----- Available data -----

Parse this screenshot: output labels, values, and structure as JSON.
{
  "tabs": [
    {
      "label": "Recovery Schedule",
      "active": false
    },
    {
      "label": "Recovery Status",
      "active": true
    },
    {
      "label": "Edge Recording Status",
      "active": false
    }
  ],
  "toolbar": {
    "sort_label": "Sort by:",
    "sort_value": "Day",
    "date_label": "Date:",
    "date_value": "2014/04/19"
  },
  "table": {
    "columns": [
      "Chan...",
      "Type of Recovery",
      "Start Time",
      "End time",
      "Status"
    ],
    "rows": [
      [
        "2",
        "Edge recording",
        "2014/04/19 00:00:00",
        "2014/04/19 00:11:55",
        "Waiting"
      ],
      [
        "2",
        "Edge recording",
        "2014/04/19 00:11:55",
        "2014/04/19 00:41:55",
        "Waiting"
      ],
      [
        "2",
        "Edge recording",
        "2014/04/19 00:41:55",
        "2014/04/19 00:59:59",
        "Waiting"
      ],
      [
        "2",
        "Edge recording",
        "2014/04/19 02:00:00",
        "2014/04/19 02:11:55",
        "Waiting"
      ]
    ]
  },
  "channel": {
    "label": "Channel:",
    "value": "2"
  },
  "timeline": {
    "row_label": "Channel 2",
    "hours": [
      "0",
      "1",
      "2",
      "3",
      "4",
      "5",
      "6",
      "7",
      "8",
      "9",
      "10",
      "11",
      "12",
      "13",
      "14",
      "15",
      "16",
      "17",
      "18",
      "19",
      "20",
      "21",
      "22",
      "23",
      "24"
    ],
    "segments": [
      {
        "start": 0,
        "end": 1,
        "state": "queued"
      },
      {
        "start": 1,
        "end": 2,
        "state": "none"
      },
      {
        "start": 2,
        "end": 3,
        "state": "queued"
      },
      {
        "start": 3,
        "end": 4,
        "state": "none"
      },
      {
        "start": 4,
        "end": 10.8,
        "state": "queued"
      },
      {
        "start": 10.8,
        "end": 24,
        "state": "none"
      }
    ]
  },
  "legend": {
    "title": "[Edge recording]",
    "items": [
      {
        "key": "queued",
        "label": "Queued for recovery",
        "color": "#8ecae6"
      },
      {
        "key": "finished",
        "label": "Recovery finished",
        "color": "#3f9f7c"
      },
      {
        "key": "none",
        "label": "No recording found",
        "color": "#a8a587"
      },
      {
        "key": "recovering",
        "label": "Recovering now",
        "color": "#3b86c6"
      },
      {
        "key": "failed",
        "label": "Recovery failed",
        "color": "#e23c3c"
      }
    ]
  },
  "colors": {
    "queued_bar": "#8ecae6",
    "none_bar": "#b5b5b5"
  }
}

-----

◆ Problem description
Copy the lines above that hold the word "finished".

◆ Exercise solution
        "key": "finished",
        "label": "Recovery finished",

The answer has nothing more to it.